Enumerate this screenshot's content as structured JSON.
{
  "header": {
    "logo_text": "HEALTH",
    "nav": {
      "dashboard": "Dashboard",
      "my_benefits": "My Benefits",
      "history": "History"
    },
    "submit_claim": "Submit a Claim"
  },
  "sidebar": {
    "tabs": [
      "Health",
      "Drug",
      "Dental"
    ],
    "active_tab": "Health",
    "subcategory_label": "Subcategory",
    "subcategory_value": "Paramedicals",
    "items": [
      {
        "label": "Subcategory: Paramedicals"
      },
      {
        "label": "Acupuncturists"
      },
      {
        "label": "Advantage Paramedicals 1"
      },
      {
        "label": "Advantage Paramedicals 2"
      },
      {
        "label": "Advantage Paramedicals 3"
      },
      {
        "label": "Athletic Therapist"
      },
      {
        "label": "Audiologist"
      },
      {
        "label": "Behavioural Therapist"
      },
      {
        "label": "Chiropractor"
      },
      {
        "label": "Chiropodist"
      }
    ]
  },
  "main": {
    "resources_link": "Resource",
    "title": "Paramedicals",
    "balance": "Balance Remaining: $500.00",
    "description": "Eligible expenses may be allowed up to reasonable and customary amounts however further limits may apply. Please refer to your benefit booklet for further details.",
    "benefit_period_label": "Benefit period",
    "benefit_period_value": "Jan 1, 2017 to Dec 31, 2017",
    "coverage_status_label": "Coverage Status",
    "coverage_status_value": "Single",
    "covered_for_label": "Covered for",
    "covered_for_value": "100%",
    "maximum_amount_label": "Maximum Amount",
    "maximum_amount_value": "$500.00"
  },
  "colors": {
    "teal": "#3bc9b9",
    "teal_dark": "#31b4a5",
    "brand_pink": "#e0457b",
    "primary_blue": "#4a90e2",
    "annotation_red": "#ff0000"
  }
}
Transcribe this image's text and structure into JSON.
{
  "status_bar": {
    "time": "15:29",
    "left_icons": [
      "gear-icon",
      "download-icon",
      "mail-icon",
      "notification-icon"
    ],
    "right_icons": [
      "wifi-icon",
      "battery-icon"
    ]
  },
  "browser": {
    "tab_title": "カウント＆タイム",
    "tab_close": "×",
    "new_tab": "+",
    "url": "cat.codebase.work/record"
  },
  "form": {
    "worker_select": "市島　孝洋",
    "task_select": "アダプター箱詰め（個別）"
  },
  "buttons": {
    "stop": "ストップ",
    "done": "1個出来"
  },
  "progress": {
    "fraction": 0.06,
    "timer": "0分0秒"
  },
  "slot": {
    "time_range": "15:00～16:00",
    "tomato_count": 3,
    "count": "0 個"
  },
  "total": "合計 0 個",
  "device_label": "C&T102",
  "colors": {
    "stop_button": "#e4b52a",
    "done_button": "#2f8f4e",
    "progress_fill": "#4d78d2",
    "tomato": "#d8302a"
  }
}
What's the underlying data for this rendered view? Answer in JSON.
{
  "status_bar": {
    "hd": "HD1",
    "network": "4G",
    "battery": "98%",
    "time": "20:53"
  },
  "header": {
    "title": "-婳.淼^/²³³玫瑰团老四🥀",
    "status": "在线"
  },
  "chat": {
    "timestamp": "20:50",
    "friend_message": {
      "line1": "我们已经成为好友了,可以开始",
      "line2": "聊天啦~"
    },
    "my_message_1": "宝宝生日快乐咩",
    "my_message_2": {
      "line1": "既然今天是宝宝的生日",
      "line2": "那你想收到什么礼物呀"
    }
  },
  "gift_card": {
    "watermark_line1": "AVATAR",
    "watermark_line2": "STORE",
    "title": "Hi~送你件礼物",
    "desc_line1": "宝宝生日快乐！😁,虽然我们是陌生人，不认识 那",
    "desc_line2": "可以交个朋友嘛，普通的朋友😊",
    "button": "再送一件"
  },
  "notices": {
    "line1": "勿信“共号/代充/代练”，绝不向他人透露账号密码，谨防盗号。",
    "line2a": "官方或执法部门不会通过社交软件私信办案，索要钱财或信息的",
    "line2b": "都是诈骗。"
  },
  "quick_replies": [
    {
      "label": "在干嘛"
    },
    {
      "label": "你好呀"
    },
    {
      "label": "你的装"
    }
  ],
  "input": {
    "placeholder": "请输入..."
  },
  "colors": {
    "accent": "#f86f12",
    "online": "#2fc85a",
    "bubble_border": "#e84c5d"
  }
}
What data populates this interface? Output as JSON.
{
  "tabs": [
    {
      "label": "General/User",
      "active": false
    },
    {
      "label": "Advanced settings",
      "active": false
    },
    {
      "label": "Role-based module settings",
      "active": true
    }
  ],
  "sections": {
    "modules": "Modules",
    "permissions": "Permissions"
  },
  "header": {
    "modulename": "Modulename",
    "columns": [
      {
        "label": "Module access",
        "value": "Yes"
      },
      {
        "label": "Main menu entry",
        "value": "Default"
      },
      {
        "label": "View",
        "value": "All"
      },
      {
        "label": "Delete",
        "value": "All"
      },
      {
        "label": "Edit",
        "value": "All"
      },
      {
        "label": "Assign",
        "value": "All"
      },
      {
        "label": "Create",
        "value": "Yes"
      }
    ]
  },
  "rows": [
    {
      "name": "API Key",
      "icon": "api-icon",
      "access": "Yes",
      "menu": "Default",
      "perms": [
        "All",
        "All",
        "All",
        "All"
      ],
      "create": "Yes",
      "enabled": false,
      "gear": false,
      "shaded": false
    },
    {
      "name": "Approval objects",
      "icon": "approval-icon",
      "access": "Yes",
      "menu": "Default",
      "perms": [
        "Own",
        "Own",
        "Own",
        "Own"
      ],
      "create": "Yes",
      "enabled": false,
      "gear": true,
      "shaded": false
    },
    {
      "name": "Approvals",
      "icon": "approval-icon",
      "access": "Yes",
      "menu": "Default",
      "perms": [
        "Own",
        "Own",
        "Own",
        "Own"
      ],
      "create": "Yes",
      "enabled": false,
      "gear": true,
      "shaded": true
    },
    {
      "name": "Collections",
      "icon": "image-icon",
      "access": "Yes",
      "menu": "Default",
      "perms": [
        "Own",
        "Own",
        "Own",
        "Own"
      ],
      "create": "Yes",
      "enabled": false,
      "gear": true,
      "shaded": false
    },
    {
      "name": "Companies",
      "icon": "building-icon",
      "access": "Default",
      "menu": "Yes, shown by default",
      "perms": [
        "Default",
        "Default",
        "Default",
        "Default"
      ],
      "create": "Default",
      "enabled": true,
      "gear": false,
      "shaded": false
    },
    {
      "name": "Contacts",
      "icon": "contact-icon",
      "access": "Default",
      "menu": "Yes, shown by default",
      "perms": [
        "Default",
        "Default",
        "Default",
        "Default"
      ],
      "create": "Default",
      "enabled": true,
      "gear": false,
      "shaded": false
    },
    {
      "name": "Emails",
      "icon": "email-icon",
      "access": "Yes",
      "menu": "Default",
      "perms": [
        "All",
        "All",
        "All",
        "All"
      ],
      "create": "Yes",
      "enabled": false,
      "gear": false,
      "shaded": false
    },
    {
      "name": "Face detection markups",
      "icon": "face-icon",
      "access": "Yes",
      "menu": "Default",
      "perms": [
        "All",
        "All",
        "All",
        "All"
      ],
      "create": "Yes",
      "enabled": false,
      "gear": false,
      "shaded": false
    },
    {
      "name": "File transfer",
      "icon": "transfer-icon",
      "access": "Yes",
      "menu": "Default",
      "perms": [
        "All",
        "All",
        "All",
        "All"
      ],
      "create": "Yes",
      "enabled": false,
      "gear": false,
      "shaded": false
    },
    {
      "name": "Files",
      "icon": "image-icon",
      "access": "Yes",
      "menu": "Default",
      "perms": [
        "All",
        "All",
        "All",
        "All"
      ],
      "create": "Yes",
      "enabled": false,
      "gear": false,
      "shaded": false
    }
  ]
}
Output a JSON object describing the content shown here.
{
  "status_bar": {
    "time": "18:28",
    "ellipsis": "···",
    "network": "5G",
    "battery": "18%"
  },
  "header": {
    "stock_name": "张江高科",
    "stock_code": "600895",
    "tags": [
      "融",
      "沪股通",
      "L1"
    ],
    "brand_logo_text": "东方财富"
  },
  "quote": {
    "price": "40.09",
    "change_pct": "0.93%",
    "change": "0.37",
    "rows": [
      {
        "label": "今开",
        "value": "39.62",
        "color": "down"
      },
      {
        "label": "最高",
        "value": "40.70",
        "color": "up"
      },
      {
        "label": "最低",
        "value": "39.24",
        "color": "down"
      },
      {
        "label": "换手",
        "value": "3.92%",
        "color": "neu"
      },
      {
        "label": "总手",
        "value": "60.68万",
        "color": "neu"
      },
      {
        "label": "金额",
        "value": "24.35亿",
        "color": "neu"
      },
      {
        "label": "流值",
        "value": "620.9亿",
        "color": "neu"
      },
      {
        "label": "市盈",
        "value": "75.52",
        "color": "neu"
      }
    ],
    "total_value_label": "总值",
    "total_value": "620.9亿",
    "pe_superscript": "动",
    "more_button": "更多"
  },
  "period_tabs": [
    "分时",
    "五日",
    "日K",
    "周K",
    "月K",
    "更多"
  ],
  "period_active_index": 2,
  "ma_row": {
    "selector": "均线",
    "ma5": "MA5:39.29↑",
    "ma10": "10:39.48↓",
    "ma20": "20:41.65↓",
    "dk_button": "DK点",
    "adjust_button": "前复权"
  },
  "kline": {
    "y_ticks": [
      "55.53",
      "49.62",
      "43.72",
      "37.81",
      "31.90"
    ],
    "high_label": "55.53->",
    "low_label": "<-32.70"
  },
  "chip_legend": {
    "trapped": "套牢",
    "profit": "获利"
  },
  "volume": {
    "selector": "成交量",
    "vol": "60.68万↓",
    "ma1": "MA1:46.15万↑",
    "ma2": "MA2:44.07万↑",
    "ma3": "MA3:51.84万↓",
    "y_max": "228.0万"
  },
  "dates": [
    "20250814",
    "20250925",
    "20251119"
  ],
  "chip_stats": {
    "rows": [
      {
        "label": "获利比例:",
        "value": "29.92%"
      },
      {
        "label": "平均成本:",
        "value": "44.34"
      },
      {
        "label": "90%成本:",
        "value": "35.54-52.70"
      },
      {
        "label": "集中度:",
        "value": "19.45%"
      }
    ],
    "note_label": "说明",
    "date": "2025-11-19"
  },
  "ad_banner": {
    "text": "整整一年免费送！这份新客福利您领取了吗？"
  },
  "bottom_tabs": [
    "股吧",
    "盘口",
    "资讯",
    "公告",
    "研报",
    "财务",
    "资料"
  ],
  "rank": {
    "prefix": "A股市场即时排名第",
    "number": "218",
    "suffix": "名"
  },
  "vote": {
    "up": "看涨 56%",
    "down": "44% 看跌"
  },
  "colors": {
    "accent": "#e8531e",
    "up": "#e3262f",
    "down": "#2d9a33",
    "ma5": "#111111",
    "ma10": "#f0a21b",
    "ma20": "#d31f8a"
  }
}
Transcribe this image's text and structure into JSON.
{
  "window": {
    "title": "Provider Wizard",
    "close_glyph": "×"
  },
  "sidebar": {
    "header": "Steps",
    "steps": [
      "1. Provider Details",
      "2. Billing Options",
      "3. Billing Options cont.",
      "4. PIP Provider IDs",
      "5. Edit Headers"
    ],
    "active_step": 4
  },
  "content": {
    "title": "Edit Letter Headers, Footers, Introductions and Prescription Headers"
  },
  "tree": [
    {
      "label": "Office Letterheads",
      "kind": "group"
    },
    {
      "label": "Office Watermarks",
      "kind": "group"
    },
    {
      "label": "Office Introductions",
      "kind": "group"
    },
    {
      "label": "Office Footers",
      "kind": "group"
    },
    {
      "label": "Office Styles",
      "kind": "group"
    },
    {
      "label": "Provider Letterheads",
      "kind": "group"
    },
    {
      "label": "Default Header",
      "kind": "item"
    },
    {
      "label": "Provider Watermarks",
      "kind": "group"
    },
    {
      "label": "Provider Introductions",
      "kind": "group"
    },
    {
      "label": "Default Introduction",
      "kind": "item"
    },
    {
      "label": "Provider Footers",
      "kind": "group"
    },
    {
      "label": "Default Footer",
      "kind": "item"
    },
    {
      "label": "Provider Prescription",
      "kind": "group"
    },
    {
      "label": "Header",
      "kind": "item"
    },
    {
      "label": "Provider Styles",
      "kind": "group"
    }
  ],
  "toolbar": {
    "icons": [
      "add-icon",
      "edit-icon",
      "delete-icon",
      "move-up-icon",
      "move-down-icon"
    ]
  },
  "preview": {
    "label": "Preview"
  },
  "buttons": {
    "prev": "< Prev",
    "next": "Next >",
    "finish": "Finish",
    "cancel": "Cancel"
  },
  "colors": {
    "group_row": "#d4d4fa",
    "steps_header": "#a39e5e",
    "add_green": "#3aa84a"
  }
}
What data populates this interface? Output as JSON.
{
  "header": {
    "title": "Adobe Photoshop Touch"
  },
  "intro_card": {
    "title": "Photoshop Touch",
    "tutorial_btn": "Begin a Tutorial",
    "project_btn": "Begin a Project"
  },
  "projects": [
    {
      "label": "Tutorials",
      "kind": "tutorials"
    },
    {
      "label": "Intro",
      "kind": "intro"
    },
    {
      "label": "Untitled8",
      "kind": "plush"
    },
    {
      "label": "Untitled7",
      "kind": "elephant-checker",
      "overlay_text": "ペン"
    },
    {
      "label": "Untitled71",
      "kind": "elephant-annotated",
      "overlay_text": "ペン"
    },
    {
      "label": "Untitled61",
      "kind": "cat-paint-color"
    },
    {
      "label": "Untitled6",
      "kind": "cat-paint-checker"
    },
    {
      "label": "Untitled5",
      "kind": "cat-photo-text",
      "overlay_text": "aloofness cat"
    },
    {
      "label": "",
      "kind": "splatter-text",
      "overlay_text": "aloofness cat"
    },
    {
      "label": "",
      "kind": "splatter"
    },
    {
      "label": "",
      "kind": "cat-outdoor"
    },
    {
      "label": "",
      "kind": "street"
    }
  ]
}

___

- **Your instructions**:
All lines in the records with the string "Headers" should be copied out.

- **Response box**:
      "5. Edit Headers"
    "title": "Edit Letter Headers, Footers, Introductions and Prescription Headers"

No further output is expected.